Sunday, June 19, 2005

Violence escalates as Mexico steps up war against drugs

By Mary Jordan and Kevin Sullivan, Washington Post | June 19, 2005

MEXICO CITY -- Nobody wanted the job of police chief in Nuevo Laredo, a city on the US-Mexico border plagued by drug gangs and violence. Finally, Alejandro Dominguez, 52, a businessman and father of three, volunteered to take the post to help his besieged city. Two weeks ago, hours after being sworn in, Dominguez was assassinated by men firing assault rifles from a convoy of sports utility vehicles.

Last week, federal troops and police took over the city of 300,000 as the death toll reached 50 in an escalating drug war, and US Ambassador Antonio Garza Jr. warned of a ''rapidly degenerating situation along the border." The entire local police force was ordered off the streets after city officers engaged in a gun battle with federal investigative police that left one federal officer seriously wounded.

The human cost of Mexico's aggressive war on drug trafficking is skyrocketing as the country suffers through the worst barrage of drug-related violence in years. More than 600 people have been killed this year, often in remarkably bold and bloody executions, according to national press tallies and state-by-state crime reports.

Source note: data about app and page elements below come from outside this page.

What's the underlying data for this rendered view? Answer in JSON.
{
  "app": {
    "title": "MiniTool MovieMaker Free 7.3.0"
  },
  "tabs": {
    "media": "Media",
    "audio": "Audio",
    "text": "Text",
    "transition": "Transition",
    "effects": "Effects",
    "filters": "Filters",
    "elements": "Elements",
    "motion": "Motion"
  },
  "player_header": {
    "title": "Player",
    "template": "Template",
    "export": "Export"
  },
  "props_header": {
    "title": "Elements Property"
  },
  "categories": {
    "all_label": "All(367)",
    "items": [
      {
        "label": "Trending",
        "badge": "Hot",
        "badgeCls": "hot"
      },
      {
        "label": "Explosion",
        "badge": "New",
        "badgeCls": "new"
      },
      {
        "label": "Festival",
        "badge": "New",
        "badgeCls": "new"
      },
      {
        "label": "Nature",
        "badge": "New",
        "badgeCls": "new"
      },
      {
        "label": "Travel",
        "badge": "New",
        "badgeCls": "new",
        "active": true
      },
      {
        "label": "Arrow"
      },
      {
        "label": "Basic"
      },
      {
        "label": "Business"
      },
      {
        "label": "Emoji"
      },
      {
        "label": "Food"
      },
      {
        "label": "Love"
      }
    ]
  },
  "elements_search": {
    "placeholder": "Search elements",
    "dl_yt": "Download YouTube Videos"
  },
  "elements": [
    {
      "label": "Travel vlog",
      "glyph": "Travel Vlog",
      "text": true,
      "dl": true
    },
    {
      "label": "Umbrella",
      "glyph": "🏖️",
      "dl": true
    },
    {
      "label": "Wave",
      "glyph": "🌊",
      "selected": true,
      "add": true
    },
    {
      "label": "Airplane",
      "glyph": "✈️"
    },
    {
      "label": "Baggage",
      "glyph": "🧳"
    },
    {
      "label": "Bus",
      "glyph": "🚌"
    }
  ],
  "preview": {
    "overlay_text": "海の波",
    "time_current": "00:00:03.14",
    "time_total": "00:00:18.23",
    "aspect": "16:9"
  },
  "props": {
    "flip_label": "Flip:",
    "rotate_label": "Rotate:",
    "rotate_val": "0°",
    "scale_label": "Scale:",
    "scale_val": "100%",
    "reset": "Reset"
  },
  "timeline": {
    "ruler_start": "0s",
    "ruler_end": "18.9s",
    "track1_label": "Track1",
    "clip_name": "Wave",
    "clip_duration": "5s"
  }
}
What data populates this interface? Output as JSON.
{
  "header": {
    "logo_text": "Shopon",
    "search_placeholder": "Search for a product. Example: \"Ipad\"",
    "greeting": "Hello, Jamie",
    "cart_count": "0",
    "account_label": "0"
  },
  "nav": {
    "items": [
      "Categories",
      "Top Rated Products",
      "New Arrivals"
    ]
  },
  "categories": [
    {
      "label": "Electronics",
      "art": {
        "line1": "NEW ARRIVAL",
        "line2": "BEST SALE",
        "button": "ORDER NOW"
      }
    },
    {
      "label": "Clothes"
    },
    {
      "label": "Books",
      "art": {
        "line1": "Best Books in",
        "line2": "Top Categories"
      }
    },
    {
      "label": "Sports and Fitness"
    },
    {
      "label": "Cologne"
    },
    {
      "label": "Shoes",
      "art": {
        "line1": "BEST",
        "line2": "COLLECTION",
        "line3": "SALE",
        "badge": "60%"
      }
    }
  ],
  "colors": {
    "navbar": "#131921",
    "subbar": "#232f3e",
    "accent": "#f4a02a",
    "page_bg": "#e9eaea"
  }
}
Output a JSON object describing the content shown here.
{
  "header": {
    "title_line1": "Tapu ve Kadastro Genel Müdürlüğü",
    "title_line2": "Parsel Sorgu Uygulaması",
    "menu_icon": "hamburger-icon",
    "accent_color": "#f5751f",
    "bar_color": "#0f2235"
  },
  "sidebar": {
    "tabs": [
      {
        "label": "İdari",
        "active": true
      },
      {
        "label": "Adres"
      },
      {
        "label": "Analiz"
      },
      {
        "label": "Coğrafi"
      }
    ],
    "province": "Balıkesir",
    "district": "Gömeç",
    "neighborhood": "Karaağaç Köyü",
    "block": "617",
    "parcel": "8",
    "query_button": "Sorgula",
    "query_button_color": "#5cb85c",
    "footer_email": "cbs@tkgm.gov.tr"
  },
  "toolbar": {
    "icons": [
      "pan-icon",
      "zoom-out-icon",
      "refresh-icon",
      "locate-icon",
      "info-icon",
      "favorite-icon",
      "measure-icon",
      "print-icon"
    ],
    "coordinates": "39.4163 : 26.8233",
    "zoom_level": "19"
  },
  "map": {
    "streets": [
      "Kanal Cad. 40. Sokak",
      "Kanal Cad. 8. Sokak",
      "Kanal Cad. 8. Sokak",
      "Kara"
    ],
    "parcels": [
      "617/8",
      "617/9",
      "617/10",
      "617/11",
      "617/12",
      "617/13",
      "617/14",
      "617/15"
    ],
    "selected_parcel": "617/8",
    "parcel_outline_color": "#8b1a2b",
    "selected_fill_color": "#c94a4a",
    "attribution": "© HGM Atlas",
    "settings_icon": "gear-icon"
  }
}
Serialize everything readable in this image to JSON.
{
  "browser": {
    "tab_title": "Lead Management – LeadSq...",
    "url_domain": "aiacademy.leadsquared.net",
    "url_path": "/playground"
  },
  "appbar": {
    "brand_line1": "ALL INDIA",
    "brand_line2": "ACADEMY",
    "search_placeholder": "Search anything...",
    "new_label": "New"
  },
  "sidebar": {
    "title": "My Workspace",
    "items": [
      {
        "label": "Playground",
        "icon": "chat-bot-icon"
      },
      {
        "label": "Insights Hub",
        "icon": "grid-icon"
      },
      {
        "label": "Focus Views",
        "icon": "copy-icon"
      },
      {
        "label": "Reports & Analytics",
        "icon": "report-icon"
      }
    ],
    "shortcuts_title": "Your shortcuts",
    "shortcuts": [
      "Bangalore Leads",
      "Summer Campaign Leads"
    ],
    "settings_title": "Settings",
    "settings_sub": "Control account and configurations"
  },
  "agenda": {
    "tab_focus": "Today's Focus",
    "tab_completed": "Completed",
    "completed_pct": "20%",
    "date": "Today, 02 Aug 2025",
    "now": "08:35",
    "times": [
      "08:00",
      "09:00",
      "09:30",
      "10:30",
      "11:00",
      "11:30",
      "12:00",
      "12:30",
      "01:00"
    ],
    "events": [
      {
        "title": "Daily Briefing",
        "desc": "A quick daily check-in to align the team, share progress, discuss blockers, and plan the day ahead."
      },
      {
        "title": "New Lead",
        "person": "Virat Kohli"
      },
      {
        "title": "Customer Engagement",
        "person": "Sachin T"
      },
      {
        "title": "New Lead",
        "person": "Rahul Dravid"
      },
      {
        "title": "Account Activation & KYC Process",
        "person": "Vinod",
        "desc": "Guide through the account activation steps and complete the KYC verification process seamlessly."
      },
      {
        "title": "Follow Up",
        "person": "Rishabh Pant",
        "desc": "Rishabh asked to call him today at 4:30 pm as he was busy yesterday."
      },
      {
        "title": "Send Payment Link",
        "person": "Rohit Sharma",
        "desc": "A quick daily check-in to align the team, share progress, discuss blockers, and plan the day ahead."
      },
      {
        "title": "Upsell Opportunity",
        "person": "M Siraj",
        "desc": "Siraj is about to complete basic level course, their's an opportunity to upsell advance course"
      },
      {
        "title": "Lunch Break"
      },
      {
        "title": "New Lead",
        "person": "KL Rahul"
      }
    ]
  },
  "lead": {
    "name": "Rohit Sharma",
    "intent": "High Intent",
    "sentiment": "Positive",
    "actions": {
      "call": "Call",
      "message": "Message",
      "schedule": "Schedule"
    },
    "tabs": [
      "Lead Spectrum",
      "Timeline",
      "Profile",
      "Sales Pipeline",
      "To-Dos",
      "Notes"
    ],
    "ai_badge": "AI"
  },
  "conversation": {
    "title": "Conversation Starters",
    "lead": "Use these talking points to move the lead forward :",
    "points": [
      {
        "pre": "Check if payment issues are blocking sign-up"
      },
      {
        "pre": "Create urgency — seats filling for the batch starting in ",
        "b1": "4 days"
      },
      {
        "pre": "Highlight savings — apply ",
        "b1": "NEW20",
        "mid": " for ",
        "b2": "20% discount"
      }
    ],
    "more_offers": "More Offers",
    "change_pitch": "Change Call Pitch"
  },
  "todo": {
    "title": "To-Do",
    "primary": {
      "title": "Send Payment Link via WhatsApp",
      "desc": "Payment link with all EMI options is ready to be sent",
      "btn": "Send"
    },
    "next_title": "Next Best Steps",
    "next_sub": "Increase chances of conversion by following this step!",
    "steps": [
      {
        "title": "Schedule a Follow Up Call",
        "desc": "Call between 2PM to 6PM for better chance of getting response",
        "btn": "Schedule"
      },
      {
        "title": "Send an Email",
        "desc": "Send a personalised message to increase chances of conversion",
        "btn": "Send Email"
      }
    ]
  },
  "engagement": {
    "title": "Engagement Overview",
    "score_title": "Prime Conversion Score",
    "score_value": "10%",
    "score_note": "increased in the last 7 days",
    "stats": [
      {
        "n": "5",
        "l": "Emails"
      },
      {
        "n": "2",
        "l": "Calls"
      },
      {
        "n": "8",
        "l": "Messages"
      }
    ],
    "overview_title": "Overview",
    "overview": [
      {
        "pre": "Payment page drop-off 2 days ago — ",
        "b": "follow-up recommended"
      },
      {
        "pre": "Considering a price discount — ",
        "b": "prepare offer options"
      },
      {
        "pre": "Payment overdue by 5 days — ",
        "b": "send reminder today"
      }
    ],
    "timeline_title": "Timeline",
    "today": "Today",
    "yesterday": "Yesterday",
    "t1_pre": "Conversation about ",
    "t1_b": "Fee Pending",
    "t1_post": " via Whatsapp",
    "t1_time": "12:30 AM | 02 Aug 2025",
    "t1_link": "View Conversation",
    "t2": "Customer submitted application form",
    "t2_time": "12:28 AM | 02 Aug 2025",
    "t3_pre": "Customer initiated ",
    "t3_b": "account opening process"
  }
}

Mexican authorities last week disclosed for the first time that 90 soldiers have been killed in drug-related violence since President Vicente Fox took office in December 2000, vowing a ''war without mercy" on Mexico's drug cartels. In addition, at least 65 agents of the Federal Investigative Agency have been killed since it was formed in 2002.

Some died in confrontations with drug dealers on city streets; others crashed in helicopters after traffickers shot them down or disabled them by stringing heavy cables across narrow valleys where opium poppies and marijuana grow.

In a recent interview, Fox likened Mexico's ''explosion of organized crime killing" to the Al Capone era in Chicago. ''It took years to get rid of the mafias, it took years to get rid of organized crime," he said. Fox said US and Mexican authorities were working jointly to confront criminals who control ''millions and millions and millions of dollars."


Post a Comment

<< Home